**Task to complete:**
The entries are to be duplicated exactly, though any picture in them must be omitted.

**Data for the task:**
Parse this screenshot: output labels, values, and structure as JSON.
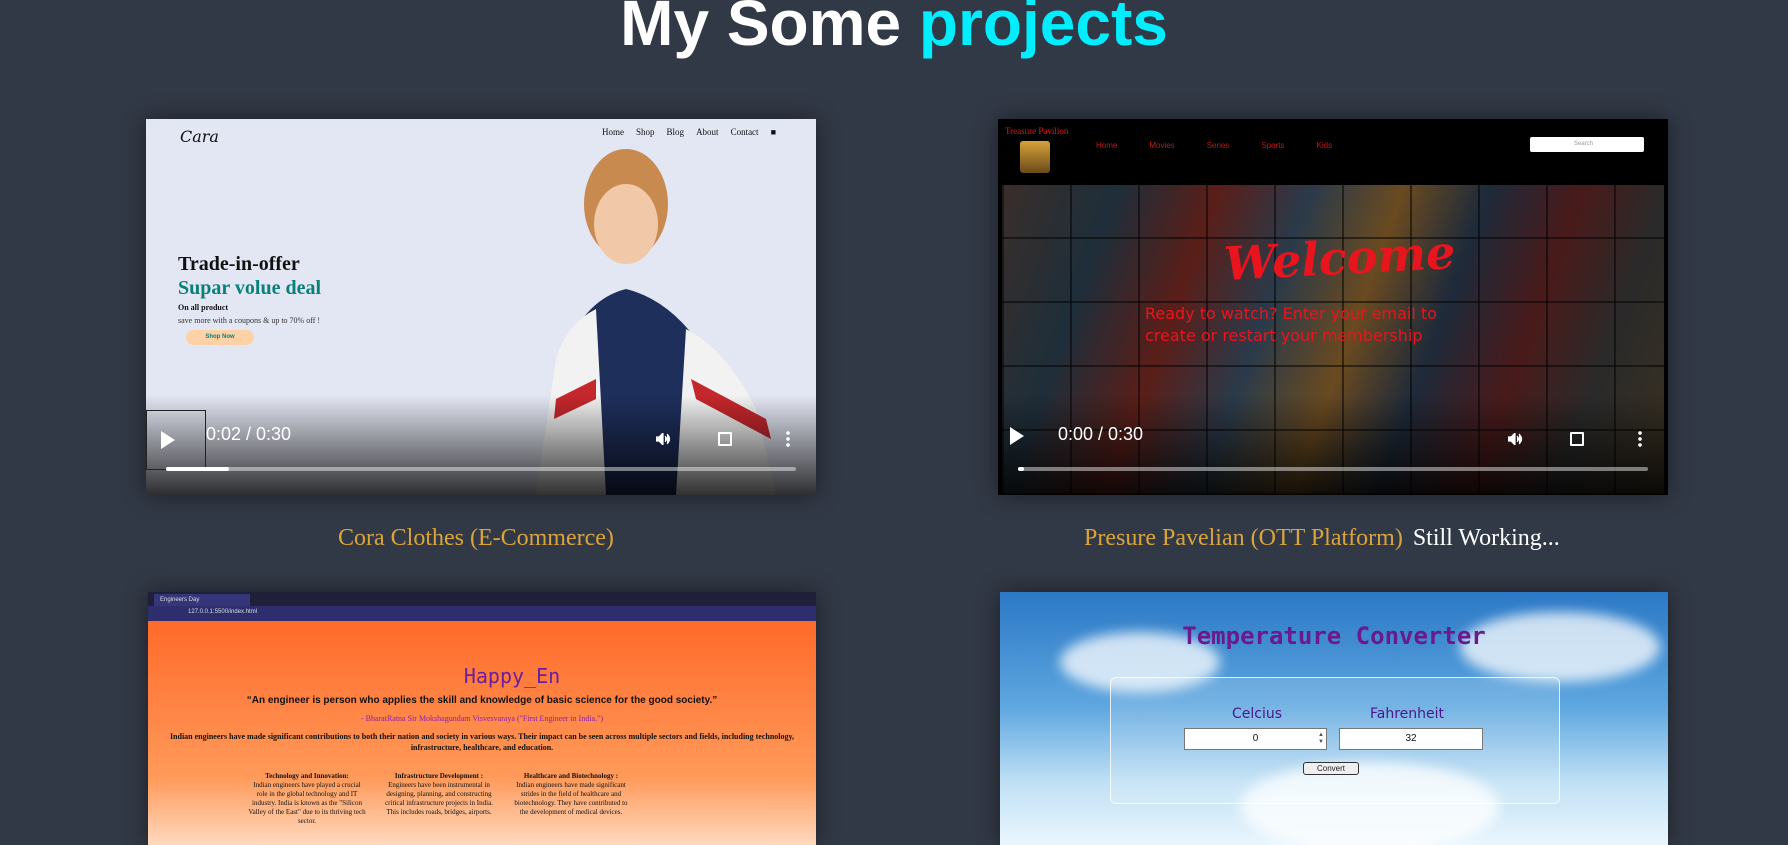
{
  "header": {
    "title_main": "My Some ",
    "title_accent": "projects"
  },
  "projects": [
    {
      "caption": "Cora Clothes (E-Commerce)",
      "note": "",
      "preview": {
        "logo": "Cara",
        "menu": [
          "Home",
          "Shop",
          "Blog",
          "About",
          "Contact"
        ],
        "heading1": "Trade-in-offer",
        "heading2": "Supar volue deal",
        "line1": "On all product",
        "line2": "save more with a coupons & up to 70% off !",
        "button": "Shop Now"
      },
      "video": {
        "time": "0:02 / 0:30",
        "progress": 0.1
      }
    },
    {
      "caption": "Presure Pavelian (OTT Platform)",
      "note": "Still Working...",
      "preview": {
        "brand": "Treasure Pavilion",
        "menu": [
          "Home",
          "Movies",
          "Series",
          "Sports",
          "Kids"
        ],
        "search_placeholder": "Search",
        "welcome": "Welcome",
        "tagline": "Ready to watch? Enter your email to create or restart your membership"
      },
      "video": {
        "time": "0:00 / 0:30",
        "progress": 0.0
      }
    },
    {
      "caption": "",
      "note": "",
      "preview": {
        "tab_title": "Engineers Day",
        "url": "127.0.0.1:5500/index.html",
        "heading": "Happy_En",
        "quote": "“An engineer is person who applies the skill and knowledge of basic science for the good society.”",
        "attribution": "- BharatRatna Sir Mokshagundam Visvesvaraya (\"First Engineer in India.\")",
        "paragraph": "Indian engineers have made significant contributions to both their nation and society in various ways. Their impact can be seen across multiple sectors and fields, including technology, infrastructure, healthcare, and education.",
        "columns": [
          {
            "title": "Technology and Innovation:",
            "text": "Indian engineers have played a crucial role in the global technology and IT industry. India is known as the \"Silicon Valley of the East\" due to its thriving tech sector."
          },
          {
            "title": "Infrastructure Development :",
            "text": "Engineers have been instrumental in designing, planning, and constructing critical infrastructure projects in India. This includes roads, bridges, airports."
          },
          {
            "title": "Healthcare and Biotechnology :",
            "text": "Indian engineers have made significant strides in the field of healthcare and biotechnology. They have contributed to the development of medical devices."
          }
        ]
      }
    },
    {
      "caption": "",
      "note": "",
      "preview": {
        "title": "Temperature Converter",
        "label_c": "Celcius",
        "label_f": "Fahrenheit",
        "value_c": "0",
        "value_f": "32",
        "button": "Convert"
      }
    }
  ]
}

**Response below:**
Parse this screenshot: output labels, values, and structure as JSON.
{
  "header": {
    "title_main": "My Some ",
    "title_accent": "projects"
  },
  "projects": [
    {
      "caption": "Cora Clothes (E-Commerce)",
      "note": "",
      "preview": {
        "logo": "Cara",
        "menu": [
          "Home",
          "Shop",
          "Blog",
          "About",
          "Contact"
        ],
        "heading1": "Trade-in-offer",
        "heading2": "Supar volue deal",
        "line1": "On all product",
        "line2": "save more with a coupons & up to 70% off !",
        "button": "Shop Now"
      },
      "video": {
        "time": "0:02 / 0:30",
        "progress": 0.1
      }
    },
    {
      "caption": "Presure Pavelian (OTT Platform)",
      "note": "Still Working...",
      "preview": {
        "brand": "Treasure Pavilion",
        "menu": [
          "Home",
          "Movies",
          "Series",
          "Sports",
          "Kids"
        ],
        "search_placeholder": "Search",
        "welcome": "Welcome",
        "tagline": "Ready to watch? Enter your email to create or restart your membership"
      },
      "video": {
        "time": "0:00 / 0:30",
        "progress": 0.0
      }
    },
    {
      "caption": "",
      "note": "",
      "preview": {
        "tab_title": "Engineers Day",
        "url": "127.0.0.1:5500/index.html",
        "heading": "Happy_En",
        "quote": "“An engineer is person who applies the skill and knowledge of basic science for the good society.”",
        "attribution": "- BharatRatna Sir Mokshagundam Visvesvaraya (\"First Engineer in India.\")",
        "paragraph": "Indian engineers have made significant contributions to both their nation and society in various ways. Their impact can be seen across multiple sectors and fields, including technology, infrastructure, healthcare, and education.",
        "columns": [
          {
            "title": "Technology and Innovation:",
            "text": "Indian engineers have played a crucial role in the global technology and IT industry. India is known as the \"Silicon Valley of the East\" due to its thriving tech sector."
          },
          {
            "title": "Infrastructure Development :",
            "text": "Engineers have been instrumental in designing, planning, and constructing critical infrastructure projects in India. This includes roads, bridges, airports."
          },
          {
            "title": "Healthcare and Biotechnology :",
            "text": "Indian engineers have made significant strides in the field of healthcare and biotechnology. They have contributed to the development of medical devices."
          }
        ]
      }
    },
    {
      "caption": "",
      "note": "",
      "preview": {
        "title": "Temperature Converter",
        "label_c": "Celcius",
        "label_f": "Fahrenheit",
        "value_c": "0",
        "value_f": "32",
        "button": "Convert"
      }
    }
  ]
}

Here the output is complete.